Chaos rules the day in Libya. Since the elections for the House of Representatives in late June, the already unstable transition has fallen further off track. The four major threats to a positive development of Libya are the inability of the government to impose its will and retain the monopoly on violence, the rising influence of radical Islamists, the legacy of the chaotic administration of the state under the Qaddafi regime and the multitude of century-old tribal conflicts in several parts of the country. The rise of federalism coincides with the Qaddafi-regime’s legacy of neglect toward Cyrenaica and the perceived continuation of that policy by the current government. Libya’s international partners must begin to think seriously on the options for direct intervention.
The next government will unlikely muster the forces needed to get the country under control. Each successive government since the end of the Qaddafi regime fell victim to blackmail by various militias in their struggle over power, territory, and economic interests. No parliament or government can function under such circumstances.
A full-fledged civil war is at hand. The international community has several options to prevent a catastrophe on Europe’s doorstep, but longer it waits, the more entrenched warring factions become. An international military intervention in Libya is a last resort measure, but as armed groups threaten to tear Libya’s fragile transition apart, the need for direct intervention grows. The recently elected House of Representatives has already acknowledged this need, calling for greater international support.
A Peace Support Operation (PSO) limited to the greater Tripoli area in order to stabilize the situation in and around the capital could make a significant difference and would be a viable option. The objective should be to allow the government to consolidate itself and to build up reliable security forces able to maintain a safe and secure environment at least in the capital. Having achieved this, the government must expand the security-and-prosperity bubble beyond Tripoli’s borders to help stabilize the whole country.
The preconditions needed for the employment of an International Stabilization Force in Libya include:
- an invitation by the legitimate Libyan government, backed by an overwhelming majority in the House of Representatives,
- a Chapter VII UN-mandate (or a similarly robust mandate by a regional organization such as the African Union or NATO), and
- the availability of troops and assets able to deter any aggression and react swiftly in the case of an attack.
Achieving long-term sustainable security across Libya will depend strongly on the ability of the Libyans to build up their own security forces.

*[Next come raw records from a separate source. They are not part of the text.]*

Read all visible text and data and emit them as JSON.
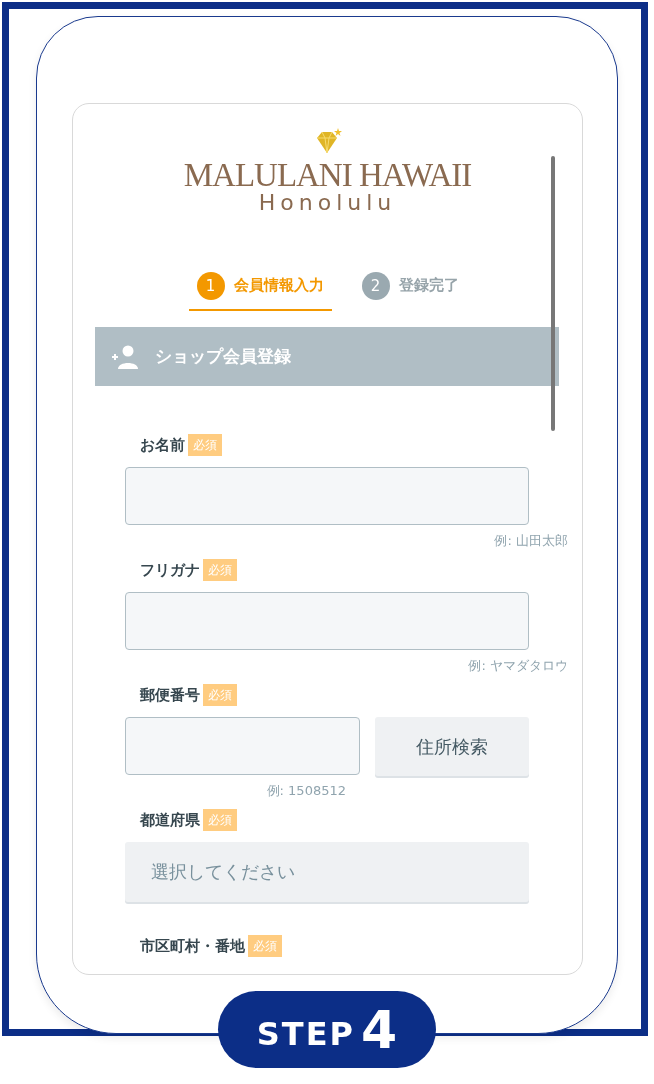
{
  "logo": {
    "title": "MALULANI HAWAII",
    "subtitle": "Honolulu"
  },
  "steps": [
    {
      "number": "1",
      "label": "会員情報入力",
      "selected": true
    },
    {
      "number": "2",
      "label": "登録完了",
      "selected": false
    }
  ],
  "section": {
    "title": "ショップ会員登録"
  },
  "fields": [
    {
      "kind": "text",
      "label": "お名前",
      "badge": "必須",
      "hint": "例: 山田太郎"
    },
    {
      "kind": "text",
      "label": "フリガナ",
      "badge": "必須",
      "hint": "例: ヤマダタロウ"
    },
    {
      "kind": "postal",
      "label": "郵便番号",
      "badge": "必須",
      "hint": "例: 1508512",
      "button": "住所検索"
    },
    {
      "kind": "select",
      "label": "都道府県",
      "badge": "必須",
      "placeholder": "選択してください"
    },
    {
      "kind": "heading",
      "label": "市区町村・番地",
      "badge": "必須"
    }
  ],
  "step_badge": {
    "word": "STEP",
    "number": "4"
  }
}
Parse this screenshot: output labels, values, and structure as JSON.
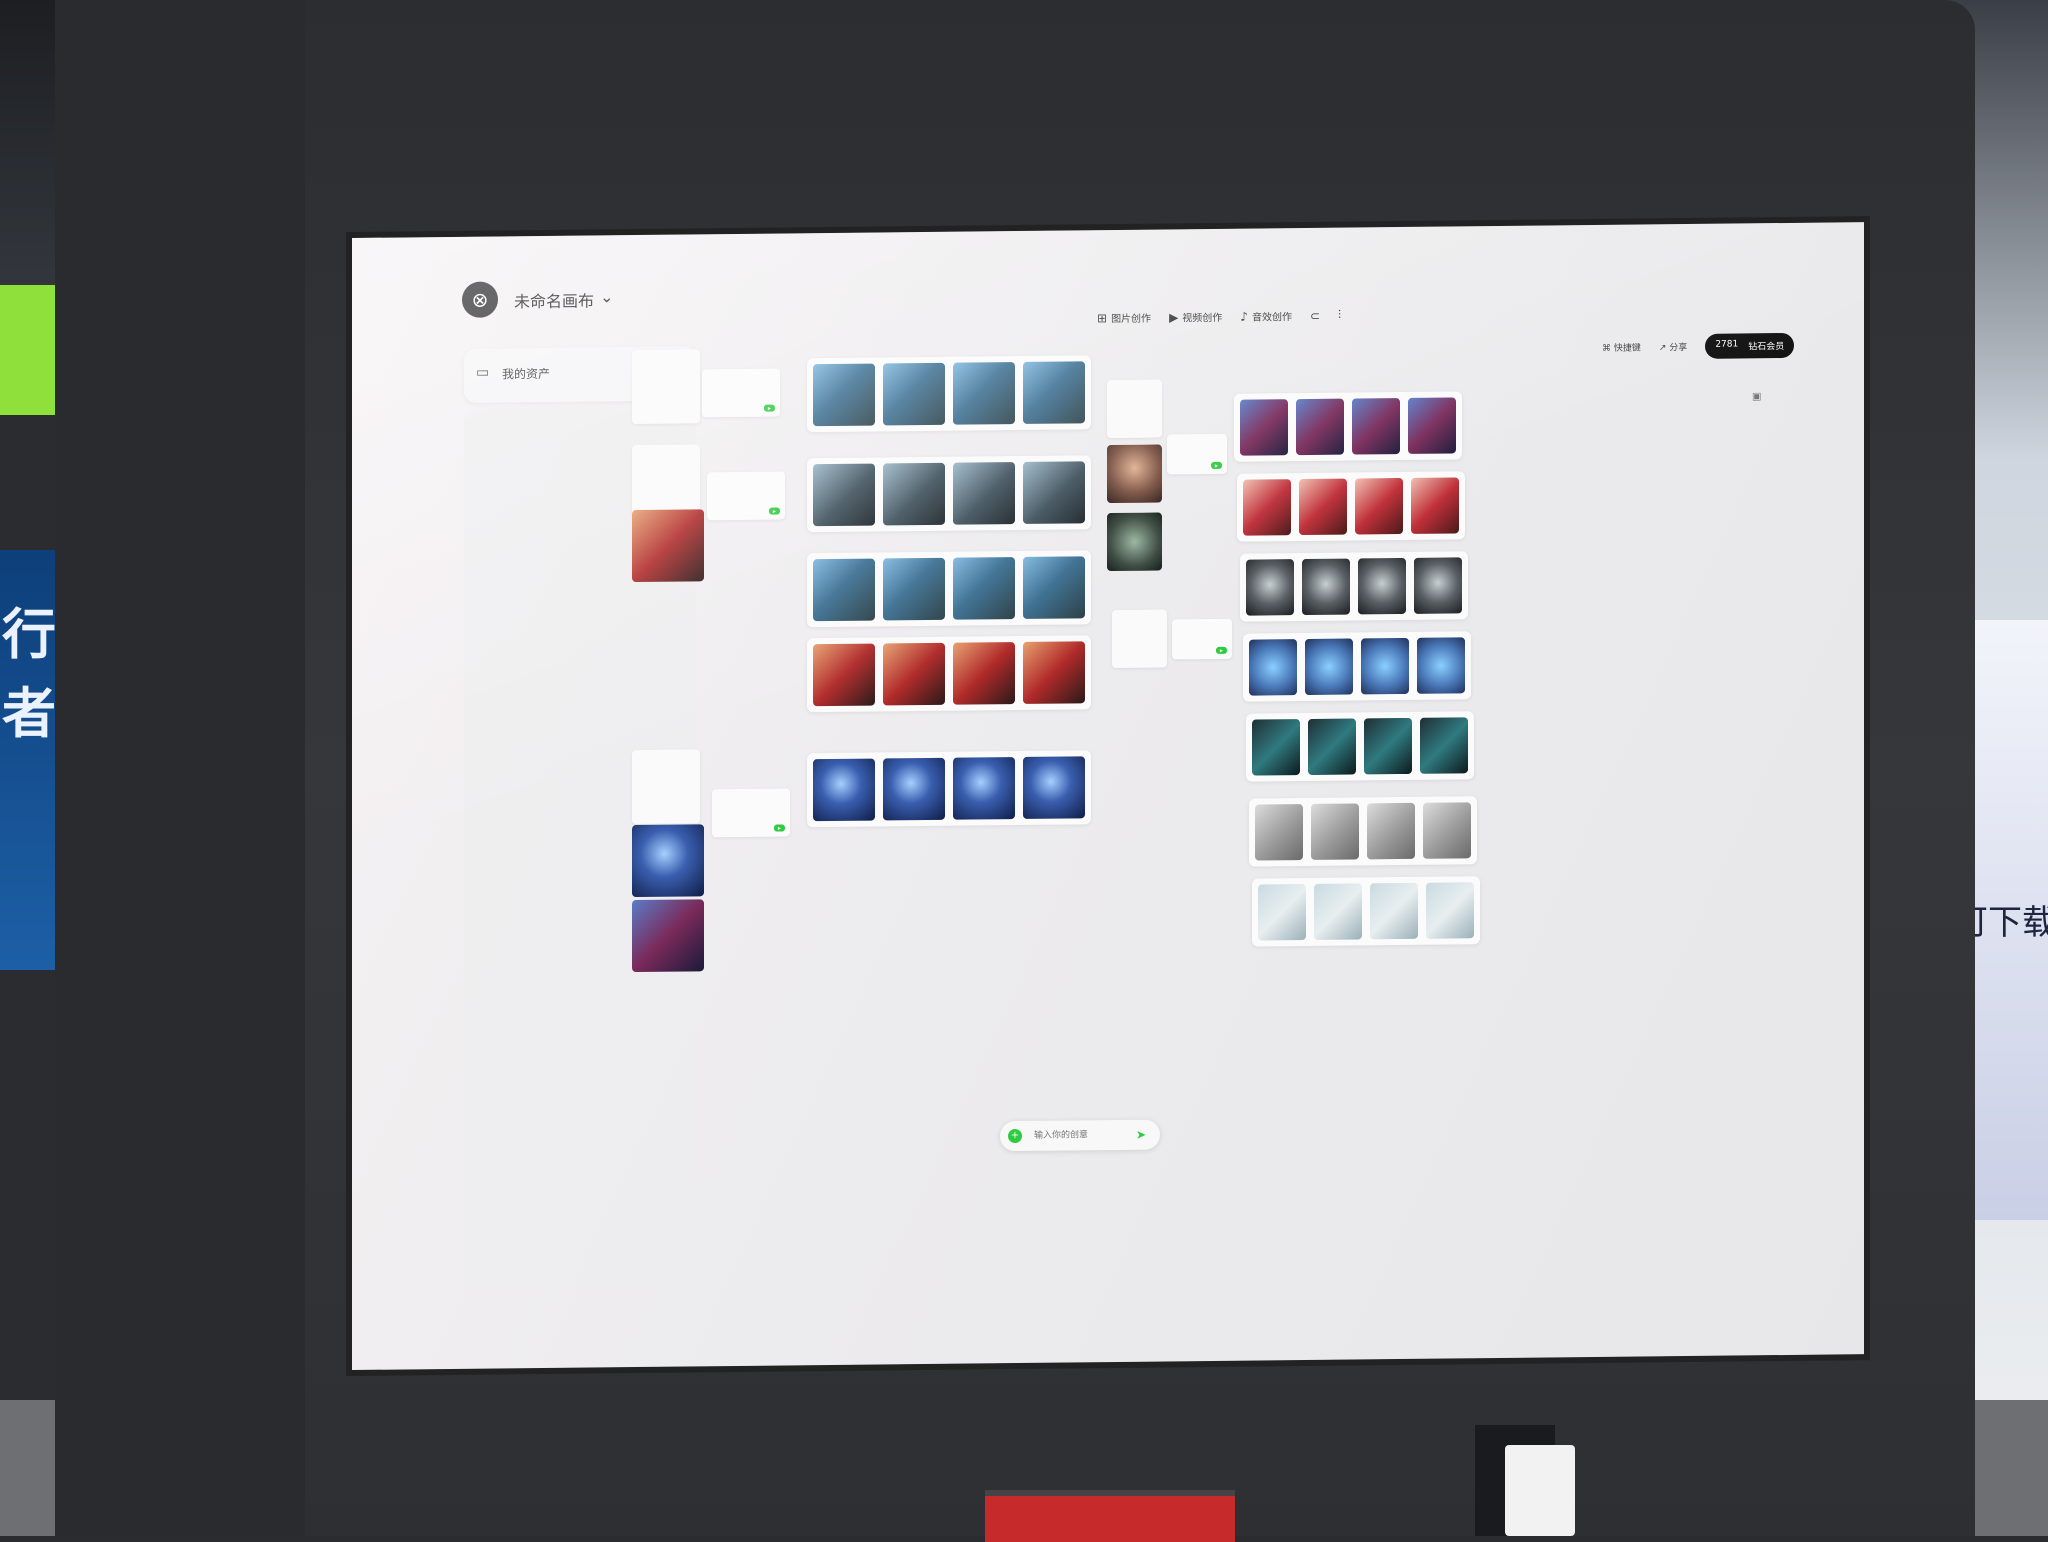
{
  "app": {
    "canvas_title": "未命名画布",
    "assets_label": "我的资产"
  },
  "toolbar": {
    "image_label": "图片创作",
    "video_label": "视频创作",
    "audio_label": "音效创作"
  },
  "top_right": {
    "shortcut_label": "快捷键",
    "share_label": "分享",
    "credits": "2781",
    "upgrade_label": "钻石会员"
  },
  "prompt": {
    "placeholder": "输入你的创意"
  },
  "background": {
    "left_sign": "行者",
    "right_sign": "即可下载"
  },
  "colors": {
    "accent": "#2ecc40",
    "kiosk": "#2d2f33",
    "screen": "#ecebed"
  }
}
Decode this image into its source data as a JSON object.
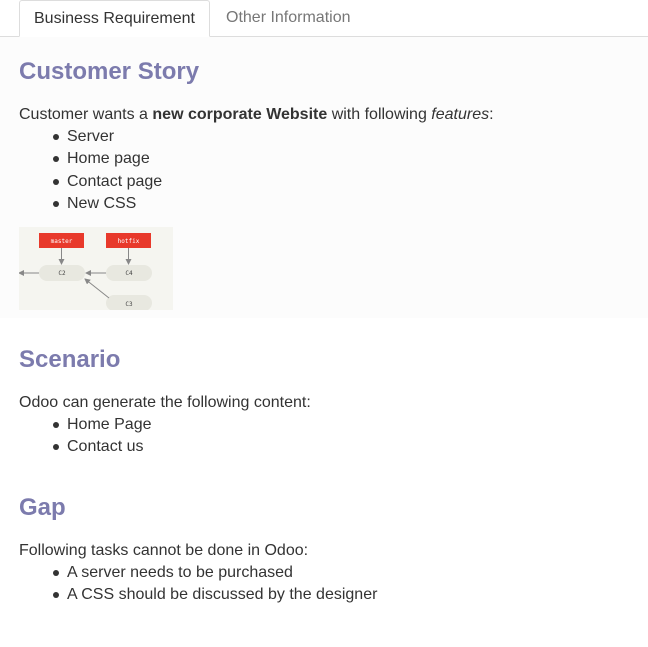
{
  "tabs": [
    {
      "label": "Business Requirement",
      "active": true
    },
    {
      "label": "Other Information",
      "active": false
    }
  ],
  "customer_story": {
    "heading": "Customer Story",
    "intro_prefix": "Customer wants a ",
    "intro_bold": "new corporate Website",
    "intro_mid": " with following ",
    "intro_italic": "features",
    "intro_suffix": ":",
    "items": [
      "Server",
      "Home page",
      "Contact page",
      "New CSS"
    ],
    "diagram": {
      "labels": {
        "master": "master",
        "hotfix": "hotfix"
      },
      "nodes": {
        "c2": "C2",
        "c4": "C4",
        "c3": "C3"
      }
    }
  },
  "scenario": {
    "heading": "Scenario",
    "intro": "Odoo can generate the following content:",
    "items": [
      "Home Page",
      "Contact us"
    ]
  },
  "gap": {
    "heading": "Gap",
    "intro": "Following tasks cannot be done in Odoo:",
    "items": [
      "A server needs to be purchased",
      "A CSS should be discussed by the designer"
    ]
  },
  "colors": {
    "heading": "#7c7bad",
    "branch_label": "#e8392b",
    "node_fill": "#e8e8e0"
  }
}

Therefore, the International Stabilization Force must include a training dimension that utilizes international expertise to assist in developing and building the capacity of Libyan security forces’ training structures and institutions.
The international forces must contain a diverse collection of other experts (or “state-building teams”) to implement a proper international support strategy forbuilding the Libyan state. Libyans should guide these efforts by extending an invitation to the leading nation or organization and having direct input into deciding who should provide the bulk of the International Stabilization Force. In any case, it can be assumed that enabling capabilities will be required from Western countries.
As “all politics is domestic,” the upcoming US presidential elections will undoubtedly affect the feasibility of this venture. President Barack Obama, demonstrably hesitant to intervene in other Middle East conflicts, will not want the Democrats to enter 2016 with a major campaign in Libya, particularly if Hillary Clinton chooses to run. The desired end state of the mission must be within sight in early 2016 if the United States is to play a significant role.
A PSO in Libya will not occur without risks, which the international community must carefully assess. Militias will no doubt feel threatened by the presence of foreign soldiers on Libyan soil and terrorist organizations like Ansar al-Sharia and al-Qaeda in the Islamic Maghreb (AQIM) will use the opportunity to attack peacekeepers and promote their adversity to Western intervention. Depending on the volatility of the developments on the ground, an International Stabilization Force could also be compelled to use force against one or more militia groups. Libyans could perceive such an incident as the end of impartiality and potentially dragging the operation into the civil war.
The House of Representatives and the future Libyan government may also face challenges to their legitimacy from former members of the General National Congress or other parochial interests. The most dangerous challenge to the legitimacy will likely come from moderate Islamists who lost ground in the elections and the radical Islamists who reject Western-style democracy. Government instability could certainly complicate matters for the International Stabilization Force, resulting in a high level of risk for the security of the international personnel. After heavy costs in Afghanistan and elsewhere, the majority of Western nations will not likely intervene unless advocates can clearly articulate vital interests at stake.
With only a narrow window of opportunity for launching a PSO in Libya, partners and allies must act quickly to prevent the country from disintegrating. Given that the political decision-making process and the force-generation for multinational operations takes several months, the urgency of initiating the discussion cannot be underestimated. If the debate starts only when Libya´s next government has failed, it will already be too late.
Article by Wolfgang Pusztai, Atlantic Council.
This article was originally published here.